> [TASK TO COMPLETE]
Determine how many of the lines below hold the word "JSON". Give the number and nothing else.

> [RAW DATA]
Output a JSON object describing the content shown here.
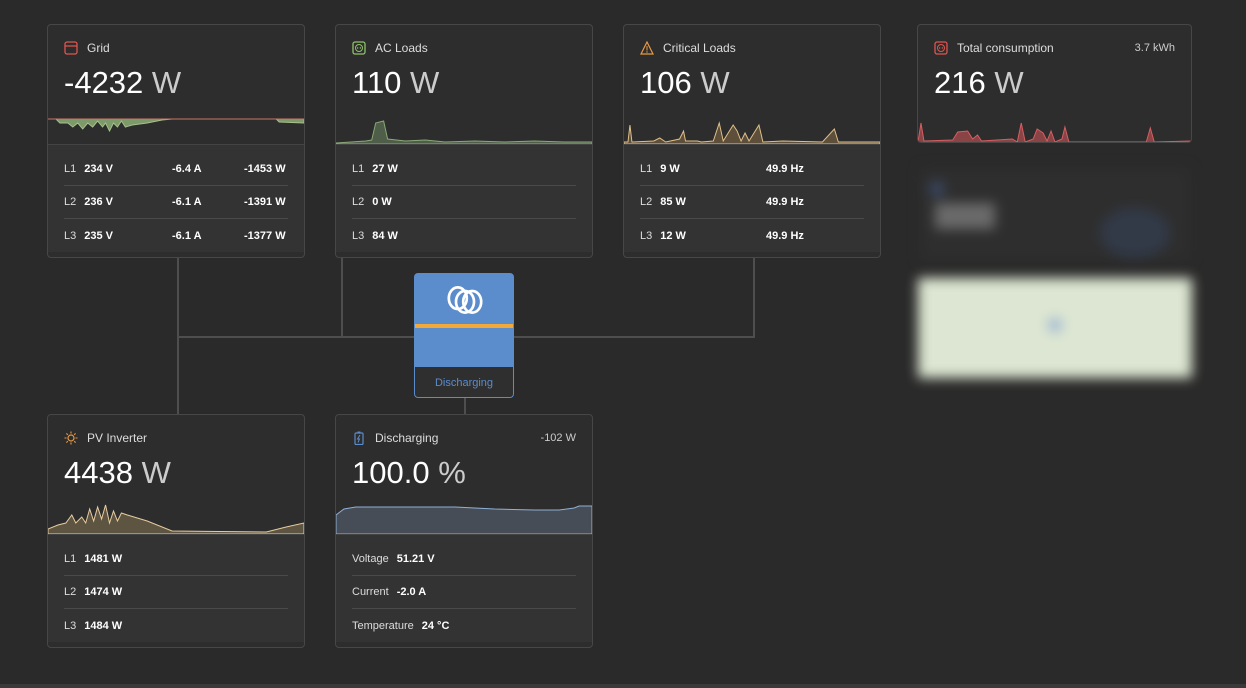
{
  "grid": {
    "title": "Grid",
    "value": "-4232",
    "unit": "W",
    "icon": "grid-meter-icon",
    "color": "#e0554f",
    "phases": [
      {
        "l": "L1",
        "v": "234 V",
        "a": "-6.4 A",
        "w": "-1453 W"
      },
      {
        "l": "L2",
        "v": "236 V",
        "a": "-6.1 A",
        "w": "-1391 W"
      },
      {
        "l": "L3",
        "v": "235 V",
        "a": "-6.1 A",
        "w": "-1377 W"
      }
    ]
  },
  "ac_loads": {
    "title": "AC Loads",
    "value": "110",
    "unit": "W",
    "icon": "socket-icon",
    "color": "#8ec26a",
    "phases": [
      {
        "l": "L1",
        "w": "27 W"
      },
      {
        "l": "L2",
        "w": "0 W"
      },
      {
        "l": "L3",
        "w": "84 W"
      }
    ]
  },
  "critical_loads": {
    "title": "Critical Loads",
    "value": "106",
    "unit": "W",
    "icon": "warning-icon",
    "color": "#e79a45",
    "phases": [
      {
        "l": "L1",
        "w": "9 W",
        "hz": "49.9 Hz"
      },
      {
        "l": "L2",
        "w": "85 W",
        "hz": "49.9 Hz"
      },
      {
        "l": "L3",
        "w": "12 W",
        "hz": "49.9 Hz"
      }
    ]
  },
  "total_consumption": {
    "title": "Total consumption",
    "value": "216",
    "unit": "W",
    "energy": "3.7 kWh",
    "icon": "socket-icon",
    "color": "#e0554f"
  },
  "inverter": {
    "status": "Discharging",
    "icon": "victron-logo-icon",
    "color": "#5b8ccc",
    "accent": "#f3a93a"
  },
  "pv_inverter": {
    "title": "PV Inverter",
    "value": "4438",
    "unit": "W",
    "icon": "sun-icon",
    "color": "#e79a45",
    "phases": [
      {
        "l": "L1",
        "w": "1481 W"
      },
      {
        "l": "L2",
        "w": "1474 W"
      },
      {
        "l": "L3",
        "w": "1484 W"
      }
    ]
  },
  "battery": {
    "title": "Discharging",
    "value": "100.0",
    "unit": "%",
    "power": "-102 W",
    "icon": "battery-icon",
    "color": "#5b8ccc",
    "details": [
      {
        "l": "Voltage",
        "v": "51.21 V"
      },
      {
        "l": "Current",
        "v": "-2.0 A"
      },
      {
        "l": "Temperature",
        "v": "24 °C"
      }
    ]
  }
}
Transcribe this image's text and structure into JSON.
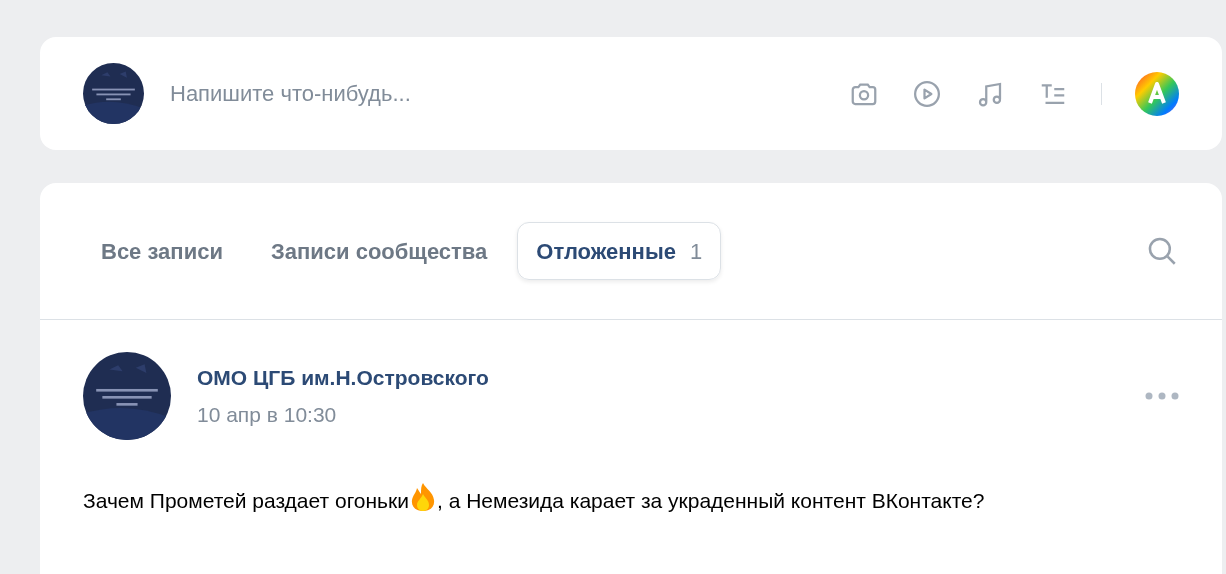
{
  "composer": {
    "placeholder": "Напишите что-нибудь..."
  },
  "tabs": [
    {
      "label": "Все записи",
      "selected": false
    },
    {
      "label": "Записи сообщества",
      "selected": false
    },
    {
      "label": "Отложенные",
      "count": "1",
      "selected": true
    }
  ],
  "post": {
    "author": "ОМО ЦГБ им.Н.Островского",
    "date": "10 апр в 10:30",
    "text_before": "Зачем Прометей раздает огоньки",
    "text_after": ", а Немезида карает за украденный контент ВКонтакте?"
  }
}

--

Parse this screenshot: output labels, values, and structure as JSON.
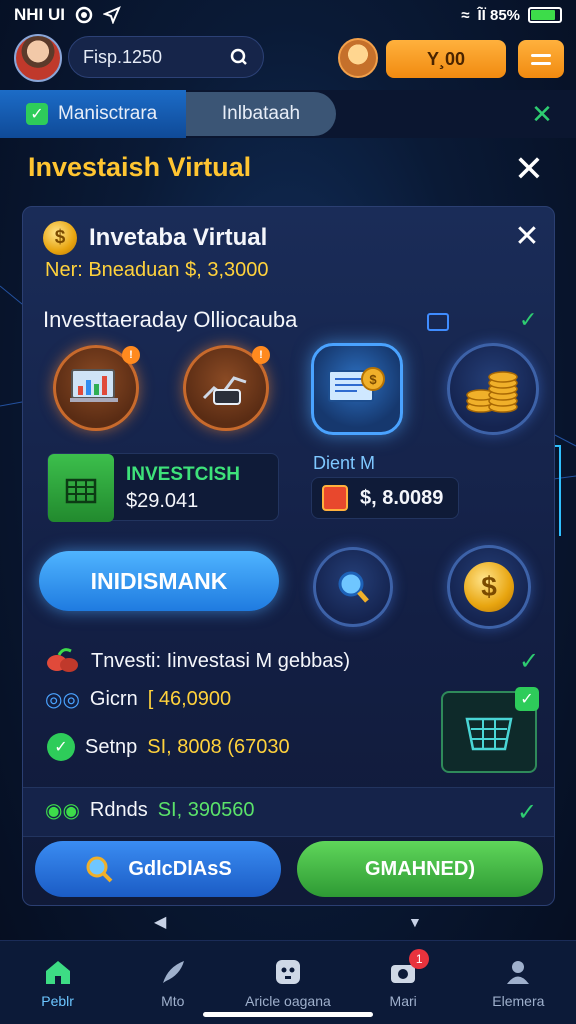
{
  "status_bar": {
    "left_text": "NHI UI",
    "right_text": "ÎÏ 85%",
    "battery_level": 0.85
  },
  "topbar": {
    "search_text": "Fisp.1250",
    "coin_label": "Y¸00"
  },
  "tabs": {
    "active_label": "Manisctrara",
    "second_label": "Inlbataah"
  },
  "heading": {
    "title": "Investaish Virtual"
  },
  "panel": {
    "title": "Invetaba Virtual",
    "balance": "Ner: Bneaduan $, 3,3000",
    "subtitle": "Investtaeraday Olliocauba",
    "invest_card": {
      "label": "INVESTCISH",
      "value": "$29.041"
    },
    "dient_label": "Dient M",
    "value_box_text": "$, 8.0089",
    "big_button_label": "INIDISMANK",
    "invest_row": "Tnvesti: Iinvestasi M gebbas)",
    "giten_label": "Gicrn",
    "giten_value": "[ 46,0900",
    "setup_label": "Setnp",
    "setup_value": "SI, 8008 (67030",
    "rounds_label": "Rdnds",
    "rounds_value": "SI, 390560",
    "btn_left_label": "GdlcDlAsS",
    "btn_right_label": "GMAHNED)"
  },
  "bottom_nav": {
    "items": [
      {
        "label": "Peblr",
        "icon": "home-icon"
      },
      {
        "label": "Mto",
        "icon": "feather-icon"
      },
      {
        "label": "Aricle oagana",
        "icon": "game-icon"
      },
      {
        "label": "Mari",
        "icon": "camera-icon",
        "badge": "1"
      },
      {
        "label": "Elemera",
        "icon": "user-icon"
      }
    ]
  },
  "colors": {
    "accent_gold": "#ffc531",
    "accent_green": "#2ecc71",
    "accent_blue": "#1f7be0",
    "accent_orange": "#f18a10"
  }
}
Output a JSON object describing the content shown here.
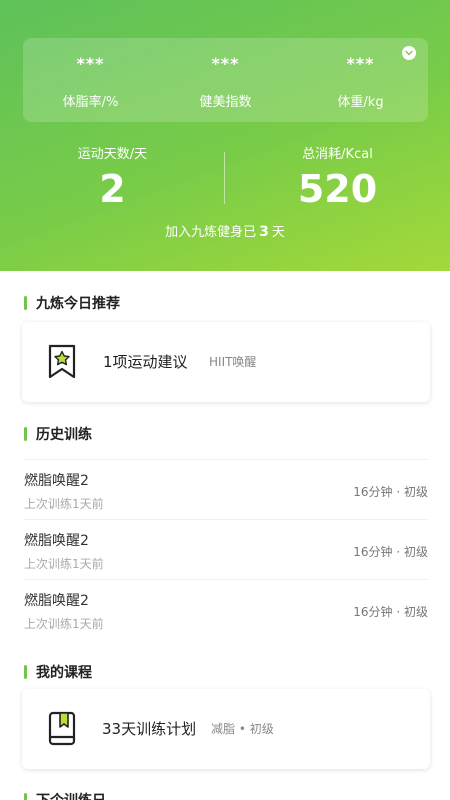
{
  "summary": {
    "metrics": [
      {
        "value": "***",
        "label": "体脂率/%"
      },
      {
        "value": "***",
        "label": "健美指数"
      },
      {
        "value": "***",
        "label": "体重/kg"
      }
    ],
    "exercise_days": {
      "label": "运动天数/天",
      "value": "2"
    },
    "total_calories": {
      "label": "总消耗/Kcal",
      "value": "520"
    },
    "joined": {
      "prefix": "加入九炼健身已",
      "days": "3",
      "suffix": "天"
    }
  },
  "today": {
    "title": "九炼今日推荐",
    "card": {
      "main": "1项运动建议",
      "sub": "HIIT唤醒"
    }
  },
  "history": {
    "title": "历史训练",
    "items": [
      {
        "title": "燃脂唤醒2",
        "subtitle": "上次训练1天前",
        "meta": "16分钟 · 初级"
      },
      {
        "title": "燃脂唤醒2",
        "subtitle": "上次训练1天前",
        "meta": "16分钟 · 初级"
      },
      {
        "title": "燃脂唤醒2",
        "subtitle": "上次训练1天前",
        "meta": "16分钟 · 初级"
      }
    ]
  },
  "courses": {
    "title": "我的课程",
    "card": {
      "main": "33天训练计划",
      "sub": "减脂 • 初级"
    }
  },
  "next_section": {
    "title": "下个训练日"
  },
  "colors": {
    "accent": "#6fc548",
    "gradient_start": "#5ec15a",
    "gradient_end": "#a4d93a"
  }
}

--

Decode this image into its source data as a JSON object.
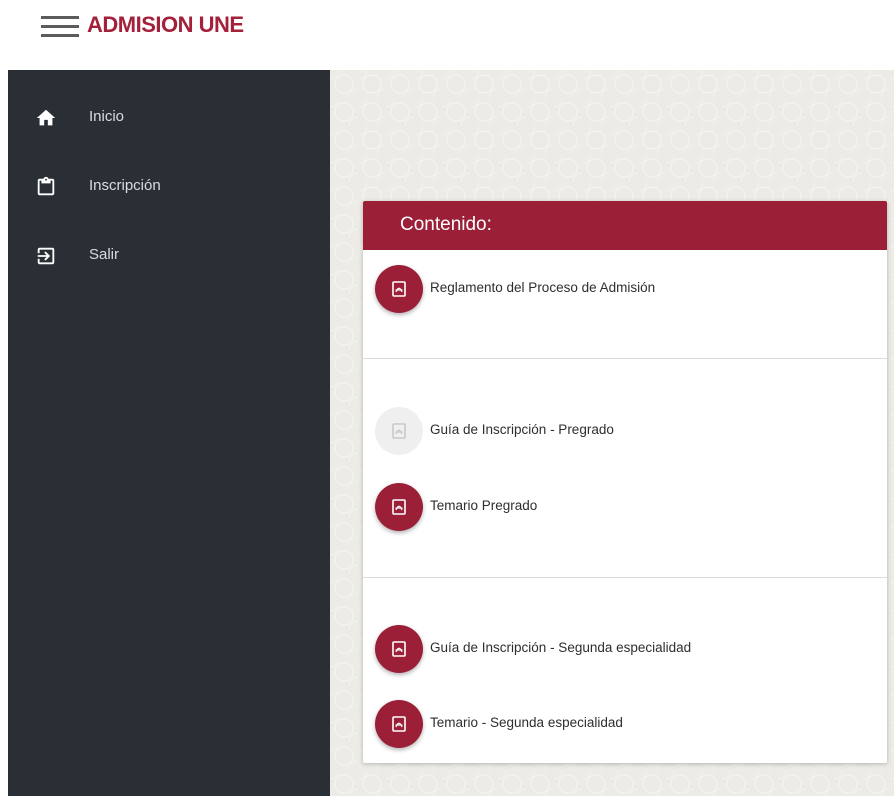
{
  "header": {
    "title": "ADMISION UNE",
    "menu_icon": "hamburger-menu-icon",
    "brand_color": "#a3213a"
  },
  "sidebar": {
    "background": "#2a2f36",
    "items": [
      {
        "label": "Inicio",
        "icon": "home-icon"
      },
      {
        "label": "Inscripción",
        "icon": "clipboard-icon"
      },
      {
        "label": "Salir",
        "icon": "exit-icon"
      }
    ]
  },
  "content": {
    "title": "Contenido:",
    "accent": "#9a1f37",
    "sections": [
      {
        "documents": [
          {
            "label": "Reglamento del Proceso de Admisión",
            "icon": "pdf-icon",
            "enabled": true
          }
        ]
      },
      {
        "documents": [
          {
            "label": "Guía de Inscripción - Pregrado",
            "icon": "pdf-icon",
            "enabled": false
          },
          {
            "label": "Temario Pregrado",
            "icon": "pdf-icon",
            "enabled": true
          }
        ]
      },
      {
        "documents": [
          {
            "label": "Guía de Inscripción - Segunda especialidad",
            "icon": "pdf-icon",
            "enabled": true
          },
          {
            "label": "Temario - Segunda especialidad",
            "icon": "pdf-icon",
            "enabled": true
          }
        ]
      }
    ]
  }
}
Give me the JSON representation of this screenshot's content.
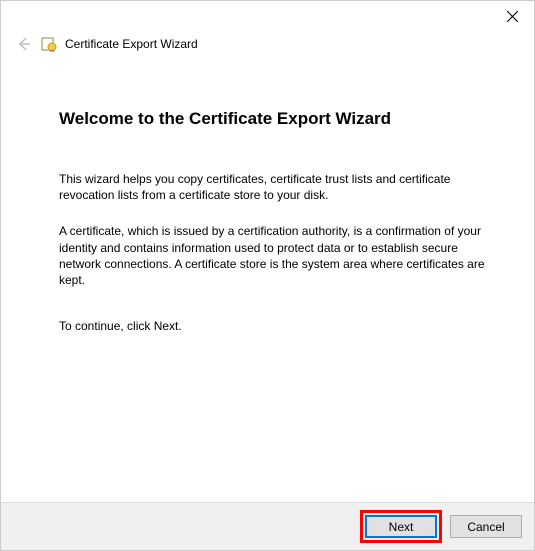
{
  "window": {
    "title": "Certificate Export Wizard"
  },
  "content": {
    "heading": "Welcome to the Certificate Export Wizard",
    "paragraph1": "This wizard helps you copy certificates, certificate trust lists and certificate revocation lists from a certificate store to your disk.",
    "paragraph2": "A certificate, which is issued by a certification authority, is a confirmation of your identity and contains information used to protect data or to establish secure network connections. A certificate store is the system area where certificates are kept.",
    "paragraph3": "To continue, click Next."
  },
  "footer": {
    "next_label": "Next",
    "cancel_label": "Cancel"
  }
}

> [ANSWER TO THE PROBLEM]
6